What largely redeemed Gates of Gotham for me was that, in the last issue, Snyder and Higgins present a very cogent solution to the story's mystery, a real whodunit (or at least, why-dunit) that can be legitimately gleaned from clues in the story. Even if Gates is disconnected from similar "corrupt Gotham" stories, this one is interesting -- that the foundations of Gotham might be built on a murder, and that an artifact of Gotham's past could spread madness from its earliest days to the present. Gates has a cool ending, and that helps the other pieces coalesce better.
It's also interesting, by no means a drawback, that Snyder and Higgin's story comes to the opposite conclusion that Snyder's Black Mirror does in terms of Batman Dick Grayson. Whereas Mirror presents Dick as a son of Gotham, having grown up there with James Gordon, Jr., Gates rejects Dick as not being an original part of Gotham. Even as Dick receives praise in the end from mentor Bruce Wayne, he also seems to be about to be replaced as Gotham's Batman by Bruce, suggesting some aspect of defeat. Though a minor aspect, another attraction of Gates is that it's a very specific lead-in to the changes that come with the DC New 52 relaunch, more so than many other titles have been.
The book finishes with two stories by Higgins and McCarthy about Nightrunner, the Batman Inc. guardian of Paris. These are quite good, the first part especially; the second part suffers only in being more strongly tied to a specific Batman, Inc. story, such that I might have preferred their inclusion in the Batman, Inc. collection, in context, rather than here.
In all, Batman: Gates of Gotham is a quick read that gets more interesting toward the end.
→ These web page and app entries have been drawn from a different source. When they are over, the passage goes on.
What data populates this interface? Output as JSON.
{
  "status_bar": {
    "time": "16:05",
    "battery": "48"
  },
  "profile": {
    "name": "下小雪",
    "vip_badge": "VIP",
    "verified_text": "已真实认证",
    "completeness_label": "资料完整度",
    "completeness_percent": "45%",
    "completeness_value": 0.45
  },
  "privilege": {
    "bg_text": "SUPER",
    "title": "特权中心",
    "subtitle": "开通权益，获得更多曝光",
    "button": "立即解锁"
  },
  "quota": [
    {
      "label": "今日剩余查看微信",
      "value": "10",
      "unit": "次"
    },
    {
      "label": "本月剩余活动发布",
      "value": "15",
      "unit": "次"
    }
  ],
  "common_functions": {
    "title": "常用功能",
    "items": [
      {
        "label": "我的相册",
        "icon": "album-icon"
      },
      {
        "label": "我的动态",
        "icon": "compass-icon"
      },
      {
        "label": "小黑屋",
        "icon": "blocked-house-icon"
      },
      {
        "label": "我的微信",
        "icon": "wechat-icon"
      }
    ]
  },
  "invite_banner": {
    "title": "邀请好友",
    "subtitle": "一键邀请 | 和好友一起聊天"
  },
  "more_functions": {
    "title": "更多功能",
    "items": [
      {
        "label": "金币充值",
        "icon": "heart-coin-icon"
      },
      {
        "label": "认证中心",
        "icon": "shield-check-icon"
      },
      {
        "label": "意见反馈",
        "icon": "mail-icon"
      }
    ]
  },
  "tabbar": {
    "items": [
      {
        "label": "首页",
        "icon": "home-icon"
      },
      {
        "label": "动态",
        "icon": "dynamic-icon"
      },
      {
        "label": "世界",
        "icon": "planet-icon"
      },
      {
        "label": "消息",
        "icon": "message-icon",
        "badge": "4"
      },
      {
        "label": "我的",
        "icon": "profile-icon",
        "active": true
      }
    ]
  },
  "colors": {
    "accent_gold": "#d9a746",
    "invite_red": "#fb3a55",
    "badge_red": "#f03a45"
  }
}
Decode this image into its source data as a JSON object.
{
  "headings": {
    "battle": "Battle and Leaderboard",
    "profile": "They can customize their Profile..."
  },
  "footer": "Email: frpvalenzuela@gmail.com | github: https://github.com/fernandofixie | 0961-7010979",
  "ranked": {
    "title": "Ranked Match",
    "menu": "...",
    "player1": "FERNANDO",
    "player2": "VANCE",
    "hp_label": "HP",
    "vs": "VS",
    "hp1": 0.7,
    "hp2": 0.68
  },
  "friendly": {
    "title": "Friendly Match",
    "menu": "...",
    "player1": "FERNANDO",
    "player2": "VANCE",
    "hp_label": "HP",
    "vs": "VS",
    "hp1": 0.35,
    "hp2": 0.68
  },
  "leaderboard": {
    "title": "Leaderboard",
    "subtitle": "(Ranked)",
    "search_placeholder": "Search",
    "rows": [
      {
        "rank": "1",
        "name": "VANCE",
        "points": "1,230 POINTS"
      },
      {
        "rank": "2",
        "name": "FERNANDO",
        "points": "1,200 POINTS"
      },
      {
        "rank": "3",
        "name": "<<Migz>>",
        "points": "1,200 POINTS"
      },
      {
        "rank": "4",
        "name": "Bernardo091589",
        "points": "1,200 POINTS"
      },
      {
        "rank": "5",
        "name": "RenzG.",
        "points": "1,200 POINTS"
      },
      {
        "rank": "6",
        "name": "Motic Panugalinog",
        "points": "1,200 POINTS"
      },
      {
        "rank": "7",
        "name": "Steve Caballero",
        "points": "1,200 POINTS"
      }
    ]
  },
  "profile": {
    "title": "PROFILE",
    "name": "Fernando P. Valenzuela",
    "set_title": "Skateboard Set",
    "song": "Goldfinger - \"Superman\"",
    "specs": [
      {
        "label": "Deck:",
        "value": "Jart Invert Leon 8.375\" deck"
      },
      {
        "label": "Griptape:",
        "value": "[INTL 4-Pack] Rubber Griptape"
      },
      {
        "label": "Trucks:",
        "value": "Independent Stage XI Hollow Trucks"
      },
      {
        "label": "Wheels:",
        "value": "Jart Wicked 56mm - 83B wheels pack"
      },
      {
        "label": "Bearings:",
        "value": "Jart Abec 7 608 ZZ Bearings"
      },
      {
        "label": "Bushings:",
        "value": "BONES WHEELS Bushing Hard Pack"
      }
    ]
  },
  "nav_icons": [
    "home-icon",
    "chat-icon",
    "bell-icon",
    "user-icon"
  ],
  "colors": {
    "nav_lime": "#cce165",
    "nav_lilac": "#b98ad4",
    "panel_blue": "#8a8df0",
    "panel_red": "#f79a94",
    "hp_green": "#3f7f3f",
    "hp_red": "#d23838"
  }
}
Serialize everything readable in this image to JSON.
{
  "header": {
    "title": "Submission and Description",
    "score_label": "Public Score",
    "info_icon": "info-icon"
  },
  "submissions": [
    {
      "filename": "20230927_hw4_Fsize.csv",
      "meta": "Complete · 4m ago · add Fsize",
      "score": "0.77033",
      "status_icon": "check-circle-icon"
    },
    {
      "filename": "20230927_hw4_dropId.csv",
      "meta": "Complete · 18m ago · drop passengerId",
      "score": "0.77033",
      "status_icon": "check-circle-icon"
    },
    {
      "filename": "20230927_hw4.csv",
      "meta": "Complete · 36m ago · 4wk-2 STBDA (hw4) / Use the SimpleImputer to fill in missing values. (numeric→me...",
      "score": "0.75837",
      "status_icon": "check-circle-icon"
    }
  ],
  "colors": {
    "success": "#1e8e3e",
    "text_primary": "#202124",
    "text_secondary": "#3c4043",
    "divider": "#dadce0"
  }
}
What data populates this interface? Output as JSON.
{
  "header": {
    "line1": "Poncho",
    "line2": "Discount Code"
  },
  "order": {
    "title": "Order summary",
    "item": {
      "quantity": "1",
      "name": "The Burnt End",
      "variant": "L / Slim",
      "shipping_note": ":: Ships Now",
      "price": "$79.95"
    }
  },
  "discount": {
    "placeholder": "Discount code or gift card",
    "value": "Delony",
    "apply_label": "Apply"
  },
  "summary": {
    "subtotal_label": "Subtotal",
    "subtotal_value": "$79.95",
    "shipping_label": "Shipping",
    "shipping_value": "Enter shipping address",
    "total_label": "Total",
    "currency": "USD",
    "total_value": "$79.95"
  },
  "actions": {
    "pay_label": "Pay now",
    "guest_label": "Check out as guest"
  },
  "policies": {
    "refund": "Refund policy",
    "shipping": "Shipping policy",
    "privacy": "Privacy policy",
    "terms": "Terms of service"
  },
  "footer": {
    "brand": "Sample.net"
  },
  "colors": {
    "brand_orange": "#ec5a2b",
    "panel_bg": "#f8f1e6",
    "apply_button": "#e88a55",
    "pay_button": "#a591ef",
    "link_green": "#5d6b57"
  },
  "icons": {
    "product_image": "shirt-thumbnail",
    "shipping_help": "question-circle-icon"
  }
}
It is not ground-breaking and I can't see recommending it to someone over Scott Snyder's Batman: The Black Mirror, for instance, but it acquits Higgins well, and serves as an auspicious first outing for Higgins and Dick Grayson before Dick reclaims the Nightwing mantle in the DC New 52.
[Includes original and variant covers, sketchbook section, Nightrunner back-up stories]
Later in the week, a look at a new Batman classic, and more.